Data supplied Start Marker
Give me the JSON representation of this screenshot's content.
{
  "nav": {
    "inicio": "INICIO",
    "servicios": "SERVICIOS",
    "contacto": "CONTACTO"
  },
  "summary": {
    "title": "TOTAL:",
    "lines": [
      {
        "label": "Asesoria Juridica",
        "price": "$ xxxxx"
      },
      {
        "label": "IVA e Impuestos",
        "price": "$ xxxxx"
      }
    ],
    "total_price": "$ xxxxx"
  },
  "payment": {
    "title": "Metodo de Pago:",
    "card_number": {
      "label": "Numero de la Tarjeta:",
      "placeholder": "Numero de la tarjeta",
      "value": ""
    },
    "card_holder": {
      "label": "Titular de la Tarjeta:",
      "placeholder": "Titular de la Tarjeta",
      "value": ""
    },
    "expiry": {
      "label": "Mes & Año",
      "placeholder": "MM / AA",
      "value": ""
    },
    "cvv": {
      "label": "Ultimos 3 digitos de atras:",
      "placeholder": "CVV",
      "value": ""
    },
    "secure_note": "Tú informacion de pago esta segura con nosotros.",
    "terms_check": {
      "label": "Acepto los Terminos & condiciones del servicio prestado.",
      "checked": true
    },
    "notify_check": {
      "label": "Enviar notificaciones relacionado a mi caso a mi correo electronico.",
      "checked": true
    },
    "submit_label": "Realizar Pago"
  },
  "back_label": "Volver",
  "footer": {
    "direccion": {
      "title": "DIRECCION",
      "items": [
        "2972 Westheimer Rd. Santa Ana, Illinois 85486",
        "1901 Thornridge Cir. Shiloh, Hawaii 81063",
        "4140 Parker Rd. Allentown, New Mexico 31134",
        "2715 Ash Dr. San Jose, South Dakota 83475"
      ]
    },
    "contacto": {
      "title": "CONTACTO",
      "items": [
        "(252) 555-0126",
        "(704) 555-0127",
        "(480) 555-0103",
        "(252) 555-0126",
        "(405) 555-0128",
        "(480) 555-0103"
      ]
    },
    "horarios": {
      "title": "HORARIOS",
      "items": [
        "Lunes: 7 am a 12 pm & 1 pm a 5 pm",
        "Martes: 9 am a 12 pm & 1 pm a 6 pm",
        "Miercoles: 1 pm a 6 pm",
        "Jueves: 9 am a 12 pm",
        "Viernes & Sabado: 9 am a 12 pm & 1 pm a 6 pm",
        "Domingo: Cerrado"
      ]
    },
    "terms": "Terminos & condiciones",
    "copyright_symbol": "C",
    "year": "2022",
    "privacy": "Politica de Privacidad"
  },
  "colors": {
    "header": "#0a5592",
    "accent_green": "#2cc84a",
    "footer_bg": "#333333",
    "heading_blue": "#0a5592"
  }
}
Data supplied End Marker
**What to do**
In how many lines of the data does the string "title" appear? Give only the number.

**Answer space**
5